Hey, remember those Star Wars comics where Han and Chewie teamed up with Bugs Bunny, Don Quixote, Godzilla, and the prototype for Luke Skywalker to defeat comics legend Sergio Aragones? No? Read on…
Marvel Comics and parent company Disney famously took the Star Wars ball home away from from Dark Horse, which had been publishing the Star Wars licensed comics for more than 20 years. They also established the Lucasfilm Story Group (LSG) to determine the way Disney will approach story continuity — subjecting the Star Wars Expanded Universe to the chopping block; a lot of the novels, comics, video and role-playing games, and other non-movie properties have been wiped from official existence (though that shouldn’t stop you from enjoying them).
Ironically, this group has invalidated some of the stellarly goofy stuff Marvel Comics itself established back when it first had the Star Wars license. Case in point: Marvel Comics’ Star Wars, issues 8 through 10, brought to us by a creative team that included comics luminaries Roy Thomas and Howard Chaykin (plus Don Glut in #10).
The story is an homage to Akira Kurosawa’s Seven Samurai. Han Solo and Chewbacca agree to defend a village of peasant farmers from The Cloud Riders — bandits who take a yearly “tribute” that keeps the village in poverty. The Cloud Riders also use the occasion to carry off villagers’ wives and daughters for their own amusement. Han and Chewie gather a team to assist in the mission.
Sergi-X Arrogantus is the leader of these bandits, whom writer Roy Thomas based visually on Sergio Aragonés — creator of Groo the Wanderer and stalwart Mad magazine contributor.
Jaxxon is an anthropomorphic rabbit who’s a wise-ass — a lot like Bugs Bunny. Plus he’s green.
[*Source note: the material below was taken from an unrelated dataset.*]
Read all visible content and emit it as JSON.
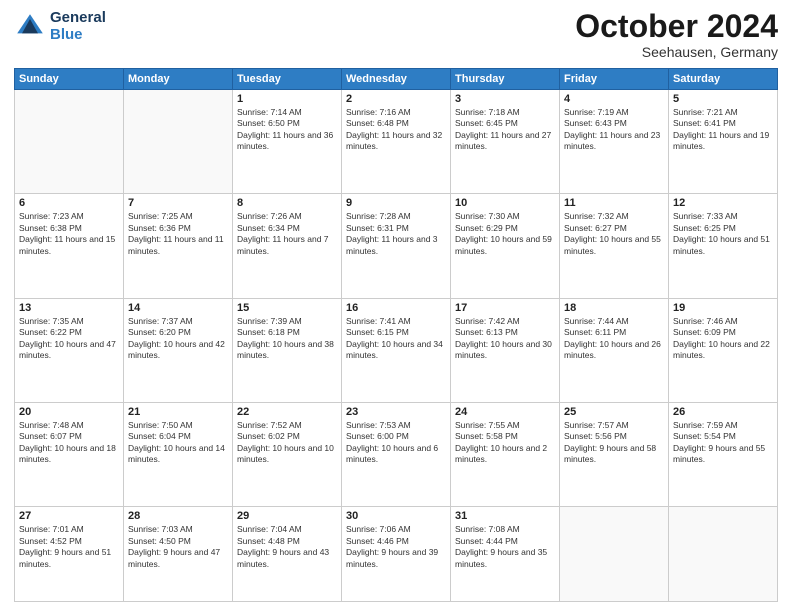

The Starkiller Kid, aka Jimm Doshun – A young man who brings his tractor-tread robot FE-9Q along for the ride, but his name is an homage to the original name for Luke Skywalker, who at first was called Luke Starkiller.
Don-Wan Kihotay is a delusional Jedi wannabe named after Cervantes’ signature creation. The story takes place during the time when Jedi knights are very scarce, so his fantasies are far more preposterous than some other Star Wars settings; the Old Republic, for instance, which has Jedis aplenty.
Throw in a porcupine man and shady lady with a mysterious past, and your Magnificent Eight are ready to party.
FROM THE DEPTHS
The possible Godzilla analog, the Behemoth from the World Below, shows up later. The elder of the village that Solo and company are trying to protect summons the great reptilian beast from out of the earth, who repels the invaders yet ultimately turns against the heroes. This potential homage isn’t as clear cut, but Godzilla himself enjoyed many a Marvel Comics appearance, so it’s not out of the question that he would show up in some analogous form. You be the judge:
Spoiler Alert: Porcupine spines aren’t much use against kaiju.
If this story is cannon or not (it’s not), it’s pretty fun. Have you read it? Let us know in the comments, or on our Facebook and Twitter.
If you liked this, then you might be a fan of Chewbacca (who isn’t?) and he has his own book about to release, or for more vintage comic book stuff from Mr. Nisen how about something on the old Hostess comics?
Images: Marvel Comics, flickr, AMC, Guicho
One thought on “Comic Flashback: Marvel Does Seven Samurai, With Han and Chewie”
Though this story is all but forgotten, I can’t help but notice Don-Wan Kihotay could have been an early draft for a Chirrut Îmwe character.
Although every hack writer likes to insert their own “the one Jedi that everyone missed and nobody’s heard of” character, the possibility of untrained Force users and Jedi wannabes seems pretty logical in a post-Republic Era.